Hard currencies are great for trade: see Switzerland. Euro-landia will be stuck with a hard currency as a consequence of Greek exit. The euro will be useful to obtain imported crude oil but the Euro-pean economy will be short of euros where it matters, in customers' pockets!

 

Regardless of whatever occurs within Greek finance the outcome for the Greeks will be much much worse than it is now.  They literally have no way out.

 

Vigilante's picture

@Steve

Greece WAS using its own currency till 10 years ago, in case you forgot

There were never any shortages.

...and if we go down that road again,as much as 80% of the debt will be repudiated....

Fresh start...and you'll still be stuck with O'bummer

asteroids's picture

OK, will the real CDS market now stand up!

Uncle Remus's picture

Good grief man, you're scaring the children. The adults don't have the sense to be.

mendigo's picture

Dohhh!

Too funny.

Thanks ZH

Cursive's picture

Circa 2012, one nation's default is another man's profit.  Oh, for the day that consequences return.

tbd108's picture

Athens, we have a problem.

Pairadimes's picture

Selective Default. Has a nice ring to it. Sounds so much better than 'wealth transfer from creditor to debtor' or 'failed state finance mechanism'.

Surrealist's picture

OFF TOPIC: Is that Tyler Durden in the avatar? He sure looks young for someone with such an articulate blog. Must be his son. :)

Glass Seagull's picture

[ISDA executives slowly rise out of their chairs, back up slowly towards the door, and then make a break for it.  Laughter is heard all the way to the elevators]

 

Can we boot the Acropolis?

 

 

 

 

 

 

 

BurningFuld's picture

Selective Default to me = You will never see your fucking money. Let me put a small caveat here: If you are an average job pension schmuck.  Otherwise it's all good!

three chord sloth's picture

OK. So now the question is: Who has the stones to demand payment on their CDS? Let's kick out the chocks and let this thing collapse.

q99x2's picture

I lived to see the day. That wasn't quick. Guess they will need a bailout to cover the default. Wonder if Germany is going to repo their submarines.

NoDebt's picture

So is this a "big deal" or not?  Asking seriously.  Do CDSs get triggered?  Do the ECB, IMF, etc. have to now show the bonds they hold at a loss (or just hold them at mark-to-unicorn full-face)?

I think I get it.  This is a snoozer "nothing has changed" situation, right?

1000924014093's picture

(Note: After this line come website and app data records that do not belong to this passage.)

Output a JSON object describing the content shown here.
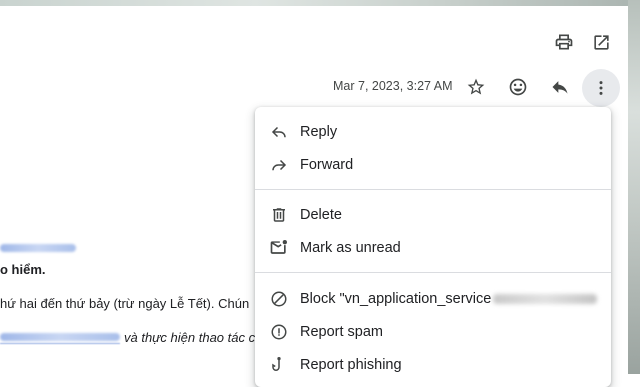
{
  "header": {
    "date": "Mar 7, 2023, 3:27 AM",
    "icons": [
      "print-icon",
      "open-in-new-window-icon",
      "star-icon",
      "emoji-icon",
      "reply-icon",
      "more-vert-icon"
    ]
  },
  "email_body": {
    "line_bold": "o hiểm.",
    "line_1": "hứ hai đến thứ bảy (trừ ngày Lễ Tết). Chún",
    "line_2_suffix": "và thực hiện thao tác c"
  },
  "menu": {
    "items": [
      {
        "label": "Reply",
        "icon": "reply-icon"
      },
      {
        "label": "Forward",
        "icon": "forward-icon"
      },
      {
        "label": "Delete",
        "icon": "trash-icon"
      },
      {
        "label": "Mark as unread",
        "icon": "mark-unread-icon"
      },
      {
        "label": "Block \"vn_application_service",
        "icon": "block-icon"
      },
      {
        "label": "Report spam",
        "icon": "report-spam-icon"
      },
      {
        "label": "Report phishing",
        "icon": "phishing-hook-icon"
      }
    ]
  },
  "colors": {
    "icon": "#444746",
    "text": "#202124",
    "link": "#1a73e8",
    "separator": "#dadce0"
  }
}
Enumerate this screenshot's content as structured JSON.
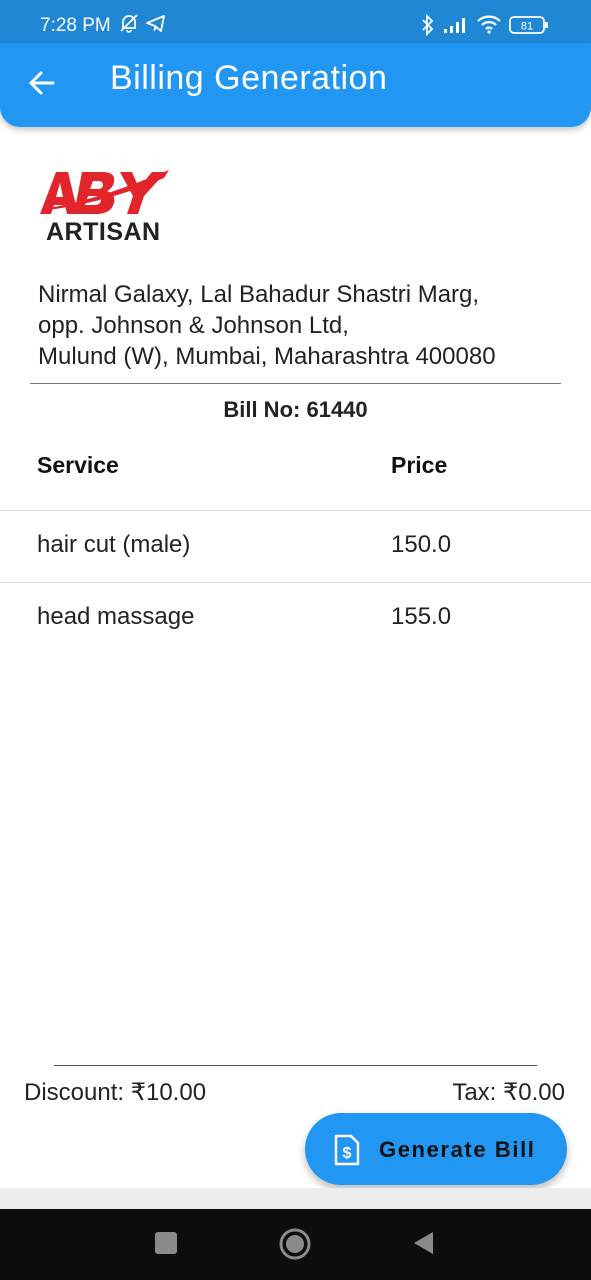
{
  "status_bar": {
    "time": "7:28 PM",
    "battery": "81",
    "icons": [
      "bell-off-icon",
      "telegram-icon",
      "bluetooth-icon",
      "signal-icon",
      "wifi-icon",
      "battery-icon"
    ]
  },
  "app_bar": {
    "title": "Billing Generation",
    "back_icon": "arrow-left-icon"
  },
  "logo": {
    "brand_mark": "ABY",
    "word": "ARTISAN",
    "brand_color": "#e0262b"
  },
  "address": {
    "line1": "Nirmal Galaxy, Lal Bahadur Shastri Marg,",
    "line2": "opp. Johnson & Johnson Ltd,",
    "line3": "Mulund (W), Mumbai, Maharashtra 400080"
  },
  "bill": {
    "label": "Bill No:",
    "number": "61440"
  },
  "table": {
    "headers": {
      "service": "Service",
      "price": "Price"
    },
    "rows": [
      {
        "service": "hair cut (male)",
        "price": "150.0"
      },
      {
        "service": "head massage",
        "price": "155.0"
      }
    ]
  },
  "summary": {
    "discount_label": "Discount: ₹10.00",
    "tax_label": "Tax: ₹0.00"
  },
  "fab": {
    "label": "Generate Bill",
    "icon": "invoice-dollar-icon"
  },
  "colors": {
    "status_bar": "#1f87d4",
    "app_bar": "#2196f3",
    "nav_bar": "#0d0d0d"
  },
  "nav": {
    "icons": [
      "recents-square-icon",
      "home-circle-icon",
      "back-triangle-icon"
    ]
  }
}
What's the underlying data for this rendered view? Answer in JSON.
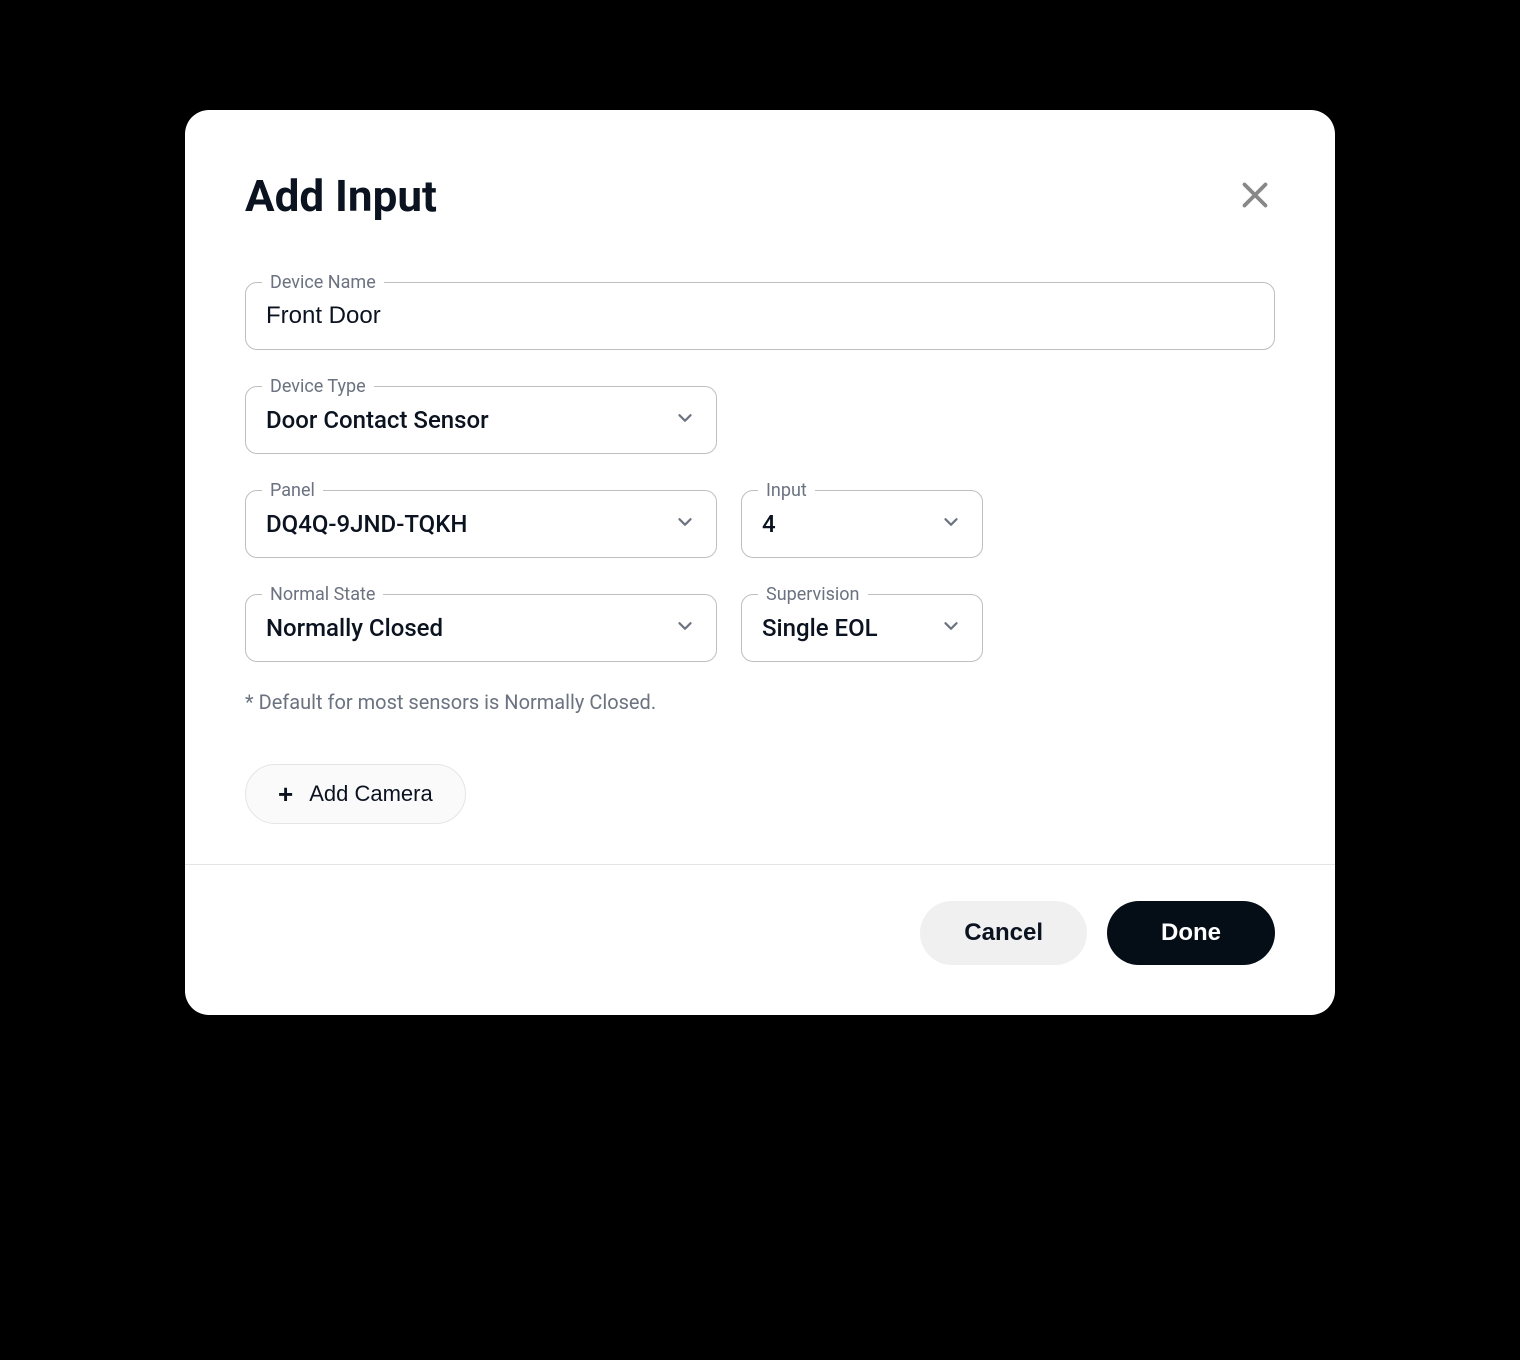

If this happened two years ago, I would say it's a big deal and things will change . . . but now, it will just get lost with the rest of the bad news that comes out of Greece every day.

 

Means nothing at this point, iow.

kalasend's picture

What does it matter?

Banksters's picture

File under, no shit.